Willow that does sound like a great idea. You might want to try finding something flat to run the water thru at the top to get a sheet of water comming down over the rocks. Or maybe several copper tubes or a tube that lays along the top with several holes so you have water comming down at different points along the rock. Depending on how much work you want to put into it you could add a small pond at the base and make another tier of water flowing from the sink into a lower level. Add some potted plants and it will be lovely.
Stormy, Love that statue. I must go visit Burpee's Fordhook Farm this summer. You have such great pics from there.
I wish my son lived closer because he is truly a gardener at heart too, and loves projects. Unfortunately he's going back to school, and will probably have several more years if he gets into the program he wants, so he won't even have time for much for a good while. Actually, that's not unfortunate...just for me! I do have a very gifted son-in-law though, so may have to get him involved in some of these things.
Holly thanks for the ideas. I might use the tube with several holes at the top as I want just a gentle flow, but wider than what a single dripping tube would give. There is a good spot at the base of the structure where a small pool could be, and that might be pretty with the sheet effect a flat surface would provide. H-m-m-m...great ideas to fall asleep contemplating.
I was in another discussion and remembered this thread. I finally have gotten all my pictures back. They aren't all back in their files yet but at least I have them.
Here are a few pictures from Jekyll Island, Georgia. This is Driftwood beach. These pieces are just huge.
LOL Stormy, You should see the Live Oak Trees on that island, too.
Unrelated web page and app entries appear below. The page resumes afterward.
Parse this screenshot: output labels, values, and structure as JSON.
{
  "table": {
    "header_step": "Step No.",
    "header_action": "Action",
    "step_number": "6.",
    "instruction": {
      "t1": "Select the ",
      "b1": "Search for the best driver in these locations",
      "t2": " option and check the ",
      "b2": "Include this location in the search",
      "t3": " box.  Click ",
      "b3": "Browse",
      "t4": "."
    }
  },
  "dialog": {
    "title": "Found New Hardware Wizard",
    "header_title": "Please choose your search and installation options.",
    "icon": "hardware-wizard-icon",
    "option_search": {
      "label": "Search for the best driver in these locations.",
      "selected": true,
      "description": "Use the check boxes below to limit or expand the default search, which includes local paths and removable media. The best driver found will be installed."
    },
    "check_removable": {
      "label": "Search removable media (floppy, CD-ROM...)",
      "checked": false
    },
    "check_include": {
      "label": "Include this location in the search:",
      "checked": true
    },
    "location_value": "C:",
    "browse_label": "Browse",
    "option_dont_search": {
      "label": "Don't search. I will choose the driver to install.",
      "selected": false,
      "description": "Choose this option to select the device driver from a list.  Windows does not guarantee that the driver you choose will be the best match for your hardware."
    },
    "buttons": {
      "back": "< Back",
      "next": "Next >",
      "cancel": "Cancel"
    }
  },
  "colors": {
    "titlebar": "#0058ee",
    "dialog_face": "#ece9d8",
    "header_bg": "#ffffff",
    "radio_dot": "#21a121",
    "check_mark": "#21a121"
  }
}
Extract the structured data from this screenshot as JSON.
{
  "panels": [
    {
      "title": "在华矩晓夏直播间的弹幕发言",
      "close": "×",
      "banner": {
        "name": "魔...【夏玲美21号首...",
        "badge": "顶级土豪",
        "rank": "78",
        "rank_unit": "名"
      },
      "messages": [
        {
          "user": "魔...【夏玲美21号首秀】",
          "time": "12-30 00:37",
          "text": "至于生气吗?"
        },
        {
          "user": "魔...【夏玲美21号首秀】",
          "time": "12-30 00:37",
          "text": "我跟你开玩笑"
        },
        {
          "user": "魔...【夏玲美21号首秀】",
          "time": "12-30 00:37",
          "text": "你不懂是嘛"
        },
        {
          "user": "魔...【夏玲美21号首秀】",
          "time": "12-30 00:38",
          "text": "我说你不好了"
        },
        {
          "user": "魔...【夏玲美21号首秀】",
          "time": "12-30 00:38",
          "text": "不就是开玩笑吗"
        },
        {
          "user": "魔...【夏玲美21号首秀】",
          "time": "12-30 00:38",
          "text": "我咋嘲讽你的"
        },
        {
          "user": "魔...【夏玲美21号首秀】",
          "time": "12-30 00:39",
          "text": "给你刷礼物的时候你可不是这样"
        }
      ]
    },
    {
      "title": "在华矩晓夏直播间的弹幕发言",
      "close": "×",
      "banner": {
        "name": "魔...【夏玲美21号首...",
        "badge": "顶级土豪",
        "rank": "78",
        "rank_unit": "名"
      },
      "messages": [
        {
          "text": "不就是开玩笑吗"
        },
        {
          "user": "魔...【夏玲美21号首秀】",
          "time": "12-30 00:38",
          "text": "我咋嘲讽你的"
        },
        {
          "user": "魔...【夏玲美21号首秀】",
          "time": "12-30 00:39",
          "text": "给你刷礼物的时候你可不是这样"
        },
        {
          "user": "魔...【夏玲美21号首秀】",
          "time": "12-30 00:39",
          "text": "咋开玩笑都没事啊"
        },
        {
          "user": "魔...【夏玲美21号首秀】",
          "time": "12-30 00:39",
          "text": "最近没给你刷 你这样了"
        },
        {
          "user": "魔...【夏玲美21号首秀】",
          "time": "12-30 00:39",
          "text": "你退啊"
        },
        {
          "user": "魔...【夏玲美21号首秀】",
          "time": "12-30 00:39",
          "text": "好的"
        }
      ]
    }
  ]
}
Ric and I had the nicest day just sitting on that beach. It's on the inlet and as you walk farther down the beach and around the curve you see fewer and fewer pieces of driftwood and finally you come to this empty beach. There is a salt marsh behind the beach and the water rushes out of the salt marsh across the beach to the ocean. I've never seen anything like it. We stayed out on the beach till the tide came in so high that there wasn't hardly any beach. Then we went back to the camp ground and put up the tent and then went out and had dinner. On the way back to the camp ground we went back to the beach to see how high the water had gotten. It was pretty neat the ocean was all the way back into the salt marsh. There was this bridge that we walked across earlier in the day when the salt marsh was emptying back into the ocean and then at night the water was flowing the opposite direction back into the marsh.
Holly, The Low Country is one of my favorite places in the US. I know of what you speak. Jekyll, Edisto, Sullivan, Beaufort, all places of exceptional beauty and wonderful culture. The moss in the Oaks, just glorius. I take my shrimp with grits, if you please!
Talking about Shrimp there were two men with a long net catching shrimp while we were there. One man would walk out in to the water and stand in shoulder deep water with one end of the net. He would be out there at least a 1/2 hr or more then they would walk the net in and pull the shrimp and fish out of the net then the other man would go out and stand in the water and they would repeat the process. The day we were there that water was cold really cold I wouldn't get in it and no one else was in the water either. There was a pretty strong current going thru there too. They did that over and over all day until it was too dark to see. What a way to make a living.
Holly, I've read a lot about those shrimpers, but never really stayed around to watch them work. A lot of those guys are 10th generation shrimpers and they still do it the old way. I don't think there are any that still use the nets by hand in the gulf, just in the low country.